Required action :: Only lines that contain the string "label" should be returned from the material below.

Records provided ::
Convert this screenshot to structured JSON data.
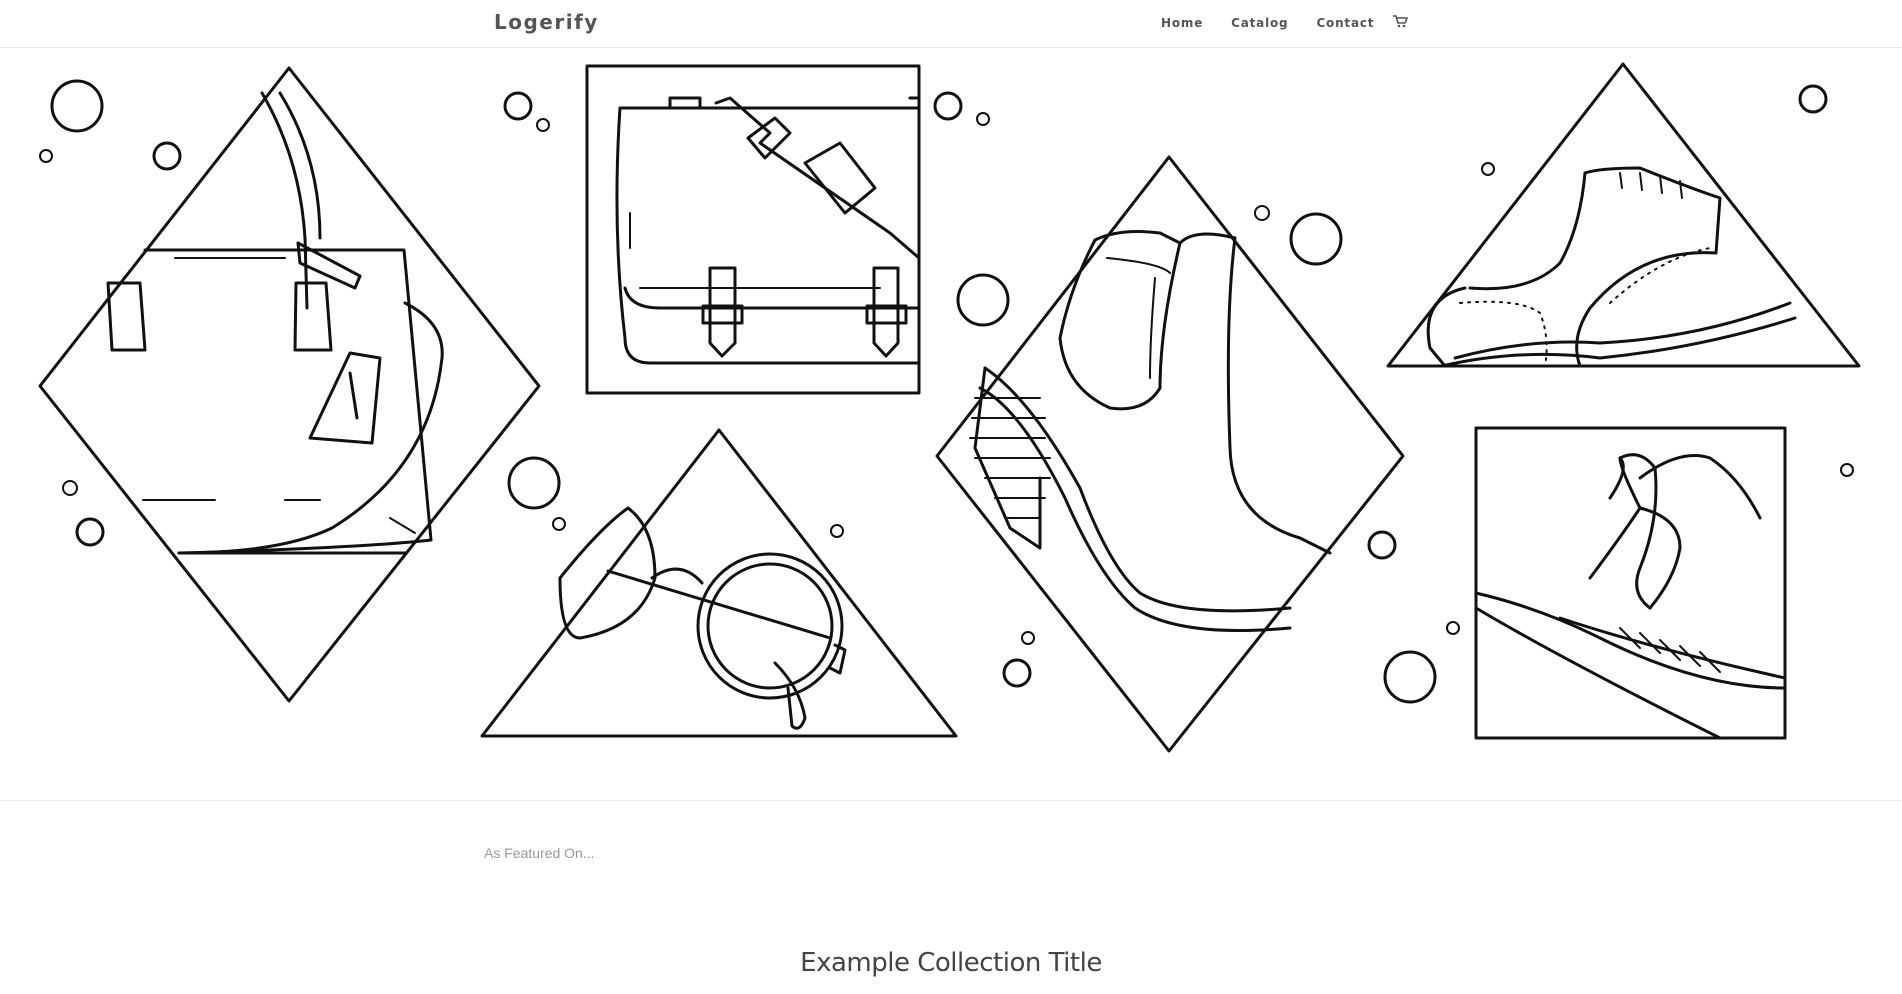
{
  "header": {
    "logo": "Logerify",
    "nav": [
      {
        "label": "Home"
      },
      {
        "label": "Catalog"
      },
      {
        "label": "Contact"
      }
    ],
    "cart_icon": "cart-icon"
  },
  "hero": {
    "illustrations": [
      "handbag",
      "messenger-bag",
      "boot",
      "brogue-shoe",
      "glasses",
      "feather-hat"
    ]
  },
  "featured": {
    "label": "As Featured On..."
  },
  "collection": {
    "title": "Example Collection Title"
  },
  "colors": {
    "background": "#ffffff",
    "line": "#111111",
    "nav_text": "#555555"
  }
}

Written reply ::
        "label": "Home"
        "label": "Catalog"
        "label": "Contact"
    "label": "As Featured On..."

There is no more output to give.